> About this exercise
In the data that follows, find each line containing "before" and copy it.
====== Records supplied ======
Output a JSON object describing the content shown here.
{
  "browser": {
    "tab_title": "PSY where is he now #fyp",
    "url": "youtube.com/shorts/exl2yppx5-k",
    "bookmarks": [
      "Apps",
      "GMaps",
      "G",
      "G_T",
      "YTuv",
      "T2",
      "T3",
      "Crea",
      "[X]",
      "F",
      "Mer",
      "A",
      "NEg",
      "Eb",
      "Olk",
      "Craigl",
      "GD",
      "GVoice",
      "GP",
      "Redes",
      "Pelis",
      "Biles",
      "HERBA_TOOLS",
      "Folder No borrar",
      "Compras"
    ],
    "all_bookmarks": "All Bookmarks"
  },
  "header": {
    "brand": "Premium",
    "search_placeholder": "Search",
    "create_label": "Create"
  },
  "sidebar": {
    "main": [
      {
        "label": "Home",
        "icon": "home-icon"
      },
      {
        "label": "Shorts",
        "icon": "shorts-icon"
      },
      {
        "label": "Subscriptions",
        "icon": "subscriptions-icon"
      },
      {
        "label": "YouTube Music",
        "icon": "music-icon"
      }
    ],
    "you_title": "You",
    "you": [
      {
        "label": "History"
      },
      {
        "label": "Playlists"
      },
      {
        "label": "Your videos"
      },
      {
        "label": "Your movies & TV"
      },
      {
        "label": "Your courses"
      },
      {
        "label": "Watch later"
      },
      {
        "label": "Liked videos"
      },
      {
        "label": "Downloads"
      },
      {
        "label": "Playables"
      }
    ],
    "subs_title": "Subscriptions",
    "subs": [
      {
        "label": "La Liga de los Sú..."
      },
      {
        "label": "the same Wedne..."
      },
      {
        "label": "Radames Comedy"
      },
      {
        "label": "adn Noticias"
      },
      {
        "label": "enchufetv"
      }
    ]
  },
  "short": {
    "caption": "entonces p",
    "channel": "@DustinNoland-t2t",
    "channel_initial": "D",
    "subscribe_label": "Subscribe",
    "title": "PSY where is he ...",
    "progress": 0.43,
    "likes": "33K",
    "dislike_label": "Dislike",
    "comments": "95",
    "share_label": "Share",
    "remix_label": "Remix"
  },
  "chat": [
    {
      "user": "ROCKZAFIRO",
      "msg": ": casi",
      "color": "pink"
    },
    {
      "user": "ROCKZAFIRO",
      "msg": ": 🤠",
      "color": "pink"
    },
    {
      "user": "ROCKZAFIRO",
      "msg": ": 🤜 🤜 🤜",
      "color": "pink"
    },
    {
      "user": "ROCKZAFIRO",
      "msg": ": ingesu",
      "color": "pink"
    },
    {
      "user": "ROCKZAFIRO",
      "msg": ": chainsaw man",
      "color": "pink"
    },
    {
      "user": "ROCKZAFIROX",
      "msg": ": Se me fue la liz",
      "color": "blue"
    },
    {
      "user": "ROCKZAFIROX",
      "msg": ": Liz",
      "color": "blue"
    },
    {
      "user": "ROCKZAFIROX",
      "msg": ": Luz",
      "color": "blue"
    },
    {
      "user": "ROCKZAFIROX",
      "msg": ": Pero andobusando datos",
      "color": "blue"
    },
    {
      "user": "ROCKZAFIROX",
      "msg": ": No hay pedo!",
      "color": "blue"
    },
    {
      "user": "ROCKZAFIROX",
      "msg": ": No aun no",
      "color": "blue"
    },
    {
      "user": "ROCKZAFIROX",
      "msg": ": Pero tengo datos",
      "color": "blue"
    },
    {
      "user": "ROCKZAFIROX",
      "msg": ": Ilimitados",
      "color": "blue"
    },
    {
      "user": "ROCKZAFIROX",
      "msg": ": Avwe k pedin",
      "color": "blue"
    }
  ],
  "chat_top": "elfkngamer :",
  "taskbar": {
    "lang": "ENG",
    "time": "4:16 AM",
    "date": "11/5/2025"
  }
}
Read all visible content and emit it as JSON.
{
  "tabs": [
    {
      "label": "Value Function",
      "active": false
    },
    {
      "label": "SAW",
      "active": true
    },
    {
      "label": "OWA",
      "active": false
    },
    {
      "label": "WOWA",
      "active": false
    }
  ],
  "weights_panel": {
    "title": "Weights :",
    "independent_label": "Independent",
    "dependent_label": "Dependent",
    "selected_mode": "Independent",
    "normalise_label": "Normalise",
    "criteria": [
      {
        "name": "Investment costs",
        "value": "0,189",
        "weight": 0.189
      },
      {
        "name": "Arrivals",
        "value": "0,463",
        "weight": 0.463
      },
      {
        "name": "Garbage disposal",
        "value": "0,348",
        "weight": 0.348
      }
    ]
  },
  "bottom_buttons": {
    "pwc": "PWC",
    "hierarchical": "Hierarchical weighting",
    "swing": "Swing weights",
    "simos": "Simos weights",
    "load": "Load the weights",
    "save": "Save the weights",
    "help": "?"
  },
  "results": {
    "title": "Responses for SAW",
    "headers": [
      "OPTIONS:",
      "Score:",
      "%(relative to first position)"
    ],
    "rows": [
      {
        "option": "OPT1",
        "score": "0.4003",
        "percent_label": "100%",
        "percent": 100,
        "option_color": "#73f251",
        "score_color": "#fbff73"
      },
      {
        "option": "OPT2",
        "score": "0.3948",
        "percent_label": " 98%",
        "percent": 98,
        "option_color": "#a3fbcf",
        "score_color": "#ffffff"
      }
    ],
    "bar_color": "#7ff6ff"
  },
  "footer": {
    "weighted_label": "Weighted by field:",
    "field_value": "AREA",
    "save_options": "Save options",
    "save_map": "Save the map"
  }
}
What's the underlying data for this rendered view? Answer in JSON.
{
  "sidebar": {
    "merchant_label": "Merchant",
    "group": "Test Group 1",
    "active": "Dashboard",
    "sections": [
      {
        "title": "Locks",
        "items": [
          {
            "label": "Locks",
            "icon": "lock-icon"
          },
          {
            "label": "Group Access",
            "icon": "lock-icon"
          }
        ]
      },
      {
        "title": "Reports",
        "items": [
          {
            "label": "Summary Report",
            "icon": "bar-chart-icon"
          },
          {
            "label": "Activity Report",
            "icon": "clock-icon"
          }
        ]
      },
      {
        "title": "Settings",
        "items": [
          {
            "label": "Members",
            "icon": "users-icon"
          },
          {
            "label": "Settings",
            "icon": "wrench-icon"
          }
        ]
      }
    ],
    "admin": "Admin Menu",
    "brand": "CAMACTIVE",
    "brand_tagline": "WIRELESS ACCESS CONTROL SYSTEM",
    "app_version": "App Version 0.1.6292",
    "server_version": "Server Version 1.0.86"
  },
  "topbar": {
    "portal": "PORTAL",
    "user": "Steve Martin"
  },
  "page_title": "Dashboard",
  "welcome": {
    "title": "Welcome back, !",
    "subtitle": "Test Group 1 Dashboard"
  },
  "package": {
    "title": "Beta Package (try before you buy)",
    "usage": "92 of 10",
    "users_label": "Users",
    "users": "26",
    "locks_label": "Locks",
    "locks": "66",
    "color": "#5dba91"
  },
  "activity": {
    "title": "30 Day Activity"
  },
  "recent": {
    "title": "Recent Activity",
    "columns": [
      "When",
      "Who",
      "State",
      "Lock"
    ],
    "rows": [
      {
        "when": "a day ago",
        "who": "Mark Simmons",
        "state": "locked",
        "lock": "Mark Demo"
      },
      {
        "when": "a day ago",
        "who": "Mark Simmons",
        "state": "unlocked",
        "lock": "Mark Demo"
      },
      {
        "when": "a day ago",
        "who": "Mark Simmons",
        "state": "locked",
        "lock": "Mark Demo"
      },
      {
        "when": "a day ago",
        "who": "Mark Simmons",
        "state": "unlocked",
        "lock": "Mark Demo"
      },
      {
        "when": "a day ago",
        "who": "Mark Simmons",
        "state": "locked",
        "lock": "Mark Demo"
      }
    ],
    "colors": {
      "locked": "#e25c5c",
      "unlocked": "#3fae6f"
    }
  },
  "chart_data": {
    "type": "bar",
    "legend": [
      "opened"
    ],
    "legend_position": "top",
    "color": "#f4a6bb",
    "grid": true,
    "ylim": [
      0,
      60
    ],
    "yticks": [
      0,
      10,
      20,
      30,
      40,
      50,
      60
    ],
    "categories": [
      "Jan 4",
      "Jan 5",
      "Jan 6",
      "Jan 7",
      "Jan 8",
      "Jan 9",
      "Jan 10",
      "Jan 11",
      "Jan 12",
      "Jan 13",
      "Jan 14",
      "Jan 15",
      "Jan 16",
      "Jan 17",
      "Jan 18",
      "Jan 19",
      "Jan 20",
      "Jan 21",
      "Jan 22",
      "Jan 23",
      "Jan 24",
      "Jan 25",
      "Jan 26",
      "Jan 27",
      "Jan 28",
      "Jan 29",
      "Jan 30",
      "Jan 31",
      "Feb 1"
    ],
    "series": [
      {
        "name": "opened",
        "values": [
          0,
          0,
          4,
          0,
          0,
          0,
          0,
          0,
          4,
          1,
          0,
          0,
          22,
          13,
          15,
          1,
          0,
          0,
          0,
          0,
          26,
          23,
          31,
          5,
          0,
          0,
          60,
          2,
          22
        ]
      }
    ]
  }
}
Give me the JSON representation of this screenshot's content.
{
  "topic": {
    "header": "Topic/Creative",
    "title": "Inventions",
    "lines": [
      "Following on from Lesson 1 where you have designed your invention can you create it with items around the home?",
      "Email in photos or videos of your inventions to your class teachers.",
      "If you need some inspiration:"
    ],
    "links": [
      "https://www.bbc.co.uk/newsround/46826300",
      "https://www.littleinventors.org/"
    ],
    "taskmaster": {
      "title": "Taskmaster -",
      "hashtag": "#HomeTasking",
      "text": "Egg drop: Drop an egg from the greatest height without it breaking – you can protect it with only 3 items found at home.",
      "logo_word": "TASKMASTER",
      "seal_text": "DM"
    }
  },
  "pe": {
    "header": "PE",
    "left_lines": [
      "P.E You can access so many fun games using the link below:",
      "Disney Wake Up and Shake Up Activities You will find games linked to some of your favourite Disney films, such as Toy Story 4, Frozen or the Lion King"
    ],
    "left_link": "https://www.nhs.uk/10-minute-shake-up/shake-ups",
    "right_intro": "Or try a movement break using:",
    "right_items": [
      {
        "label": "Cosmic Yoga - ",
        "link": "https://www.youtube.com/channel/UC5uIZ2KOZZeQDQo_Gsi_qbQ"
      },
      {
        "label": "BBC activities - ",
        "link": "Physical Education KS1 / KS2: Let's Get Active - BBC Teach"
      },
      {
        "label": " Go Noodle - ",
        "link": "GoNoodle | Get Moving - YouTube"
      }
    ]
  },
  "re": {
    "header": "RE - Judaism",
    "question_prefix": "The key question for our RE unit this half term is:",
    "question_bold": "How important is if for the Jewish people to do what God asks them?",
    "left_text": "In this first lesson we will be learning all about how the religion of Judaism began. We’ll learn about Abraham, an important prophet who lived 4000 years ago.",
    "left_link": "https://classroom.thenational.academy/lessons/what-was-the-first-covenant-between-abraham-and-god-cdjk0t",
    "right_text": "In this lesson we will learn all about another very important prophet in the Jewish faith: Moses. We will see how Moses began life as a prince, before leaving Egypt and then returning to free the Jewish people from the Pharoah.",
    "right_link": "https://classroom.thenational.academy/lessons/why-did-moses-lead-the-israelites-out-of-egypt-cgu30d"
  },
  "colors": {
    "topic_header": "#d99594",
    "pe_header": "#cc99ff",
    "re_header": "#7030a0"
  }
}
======
> Reply to the exercise
    "title": "Beta Package (try before you buy)",
    "right_text": "In this lesson we will learn all about another very important prophet in the Jewish faith: Moses. We will see how Moses began life as a prince, before leaving Egypt and then returning to free the Jewish people from the Pharoah.",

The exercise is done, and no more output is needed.